If You Only Take One Management Concept from 2017, Make It Empathy
The empathetic failures displayed last year by United Airlines CEO Oscar Munoz and former Uber CEO Travis Kalanick should be reason enough for leaders to add “be more empathetic” to their New Year’s resolutions. The ability to express empathy for others in a professional environment has yielded benefits across industries. For example, during negotiations, empathy can lead to greater gains for both parties. In the medical industry, it’s been shown to improve patient satisfaction and patient recall of medical information.
by Mark Murphy on Forbes
Eight Ways You’re Failing at Change Management
When employees learn a major transition is on the horizon, their first thought is naturally, “What does this change mean for me?” Prevent the spread of rumors and misinformation by drafting a strong communication plan that includes regular contact with leadership, stakeholders, and employees. Encourage queries from each group and answer every question asked. If you don’t have an answer in the moment, say so; then report back with a response in a timely manner.
by Bruce Harpham on CIO
In a Complex Tax Bill, Let the Hunt for Loopholes Begin
In December 2017, President Trump signed the most consequential U.S. tax legislation in thirty years. Will the new law fulfill Republicans’ promises to benefit the middle class and encourage companies to invest in the U.S.? Or will it harm lower-income taxpayers and the nation’s fiscal health as Democrats attest? And how long will it take for businesses to detect gaps in the code and find ways to take advantage of loopholes? While we wait to see, the New York Times looks back on the consequences of a 2004 tax cut that spun wildly out of control.
by Natalie Kitroeff on the New York Times
To Get People to Change, Make Change Easy
It’s human nature: Given several paths to choose from, most people will select the easiest to follow. Use this to your advantage to shift employee behavior. When website-building company Squarespace wanted to discourage multitasking during employee training sessions, they left Slinkys and spinners on each training table. The big idea? The company thought providing toys within easy reach might keep trainees alert during sessions and squash any urge to pull out their phones. It worked: Subsequent trainings proved to be more productive.
by Tania Luna and Jordan Cohen on Harvard Business Review
Why B Corp Certification Is Catching On
Businesses of all sizes are looking for ways to blend profit with social purpose. Now companies like Ben & Jerry’s, Patagonia, and Seventh Generation are going further by attaining B Corp certification, a bona fide “seal of approval” for socially responsible businesses.
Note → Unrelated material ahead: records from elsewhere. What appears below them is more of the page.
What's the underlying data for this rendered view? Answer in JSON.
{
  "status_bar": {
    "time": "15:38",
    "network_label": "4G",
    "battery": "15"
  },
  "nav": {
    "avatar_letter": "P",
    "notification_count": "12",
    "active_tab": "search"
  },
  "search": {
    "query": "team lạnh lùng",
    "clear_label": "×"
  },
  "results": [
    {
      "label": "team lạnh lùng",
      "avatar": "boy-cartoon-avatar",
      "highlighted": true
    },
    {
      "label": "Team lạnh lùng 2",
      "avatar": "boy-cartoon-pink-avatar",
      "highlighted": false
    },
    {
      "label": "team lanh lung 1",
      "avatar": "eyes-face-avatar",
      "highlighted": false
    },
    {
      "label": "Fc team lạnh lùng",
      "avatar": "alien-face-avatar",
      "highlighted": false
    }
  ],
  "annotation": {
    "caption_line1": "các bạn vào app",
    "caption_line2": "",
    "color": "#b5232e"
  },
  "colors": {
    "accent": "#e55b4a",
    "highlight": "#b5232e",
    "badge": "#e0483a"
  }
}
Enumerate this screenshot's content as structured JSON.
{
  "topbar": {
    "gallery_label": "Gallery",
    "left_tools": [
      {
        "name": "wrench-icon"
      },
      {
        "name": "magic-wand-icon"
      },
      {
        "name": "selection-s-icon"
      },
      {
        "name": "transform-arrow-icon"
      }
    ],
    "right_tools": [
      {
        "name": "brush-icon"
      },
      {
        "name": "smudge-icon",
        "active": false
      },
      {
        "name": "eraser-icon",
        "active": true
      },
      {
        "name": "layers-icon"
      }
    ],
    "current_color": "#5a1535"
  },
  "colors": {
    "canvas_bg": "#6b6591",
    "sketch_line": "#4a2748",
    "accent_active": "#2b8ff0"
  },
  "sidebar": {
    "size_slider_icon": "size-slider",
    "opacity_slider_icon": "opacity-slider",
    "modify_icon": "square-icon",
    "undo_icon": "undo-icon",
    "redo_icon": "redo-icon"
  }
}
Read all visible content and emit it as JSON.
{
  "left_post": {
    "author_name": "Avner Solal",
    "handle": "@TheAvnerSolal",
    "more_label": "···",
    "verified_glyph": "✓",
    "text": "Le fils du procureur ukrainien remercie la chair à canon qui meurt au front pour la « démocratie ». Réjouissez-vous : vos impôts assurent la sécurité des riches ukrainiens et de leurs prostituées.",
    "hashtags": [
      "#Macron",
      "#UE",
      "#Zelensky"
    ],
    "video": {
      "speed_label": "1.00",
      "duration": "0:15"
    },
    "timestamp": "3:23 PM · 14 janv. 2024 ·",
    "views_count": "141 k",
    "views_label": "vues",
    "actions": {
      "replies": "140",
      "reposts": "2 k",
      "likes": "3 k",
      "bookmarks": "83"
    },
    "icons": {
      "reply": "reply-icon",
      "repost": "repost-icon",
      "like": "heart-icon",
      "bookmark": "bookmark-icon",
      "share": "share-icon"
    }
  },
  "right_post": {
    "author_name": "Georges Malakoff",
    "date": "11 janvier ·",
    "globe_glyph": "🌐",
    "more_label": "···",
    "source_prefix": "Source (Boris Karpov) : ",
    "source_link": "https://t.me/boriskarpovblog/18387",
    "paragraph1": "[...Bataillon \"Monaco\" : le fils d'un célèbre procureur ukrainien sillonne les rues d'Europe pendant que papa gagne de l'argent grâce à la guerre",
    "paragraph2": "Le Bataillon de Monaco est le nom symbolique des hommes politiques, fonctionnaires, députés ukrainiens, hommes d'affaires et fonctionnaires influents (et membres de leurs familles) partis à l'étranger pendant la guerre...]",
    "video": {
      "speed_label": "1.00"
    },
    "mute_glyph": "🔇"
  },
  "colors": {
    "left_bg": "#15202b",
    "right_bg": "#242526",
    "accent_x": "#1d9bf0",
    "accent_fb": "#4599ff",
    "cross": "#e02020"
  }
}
A free assessment evaluates the applying company’s business model and considers its impact on employees, local communities, and the environment. Certification sets companies apart from competitors and makes them more attractive to investors and top talent.
by Amy Cortese on American Express Open Forum
More Than a Feeling: Ten Design Practices to Deliver Business Value
Companies that invest the most into design processes, capabilities, and leadership outperform the rest by 211 percent. Key traits shared by design-led companies like Disney, Nike, and Proctor & Gamble include: 1) A business structure that encourages all functions to focus on the customer; 2) a combination of qualitative and quantitative research techniques that provide a better understanding of customers’ needs; and 3) equal emphasis and value placed on design, cost, quality, and time measurement.
by John Edson, Garen Kouyoumjian, and Benedict Sheppard on McKinsey & Company
Chatbots Are Reshaping the Way We Do Finance
Could Chatbots, software programmed to simulate human conversation, be the finance trend for 2018? It’s possible, according to Gartner. By 2020, the research firm predicts, 85% of consumers’ business relationships will unfold without a trace of human interaction. Knowing how much consumer-to-business engagement already happens via social media, it’s easy to see how obtaining financial advice, tracking expenses, and monitoring investment portfolios on the go could be handled by a bot.
by Mitul Makadia on Business 2 Community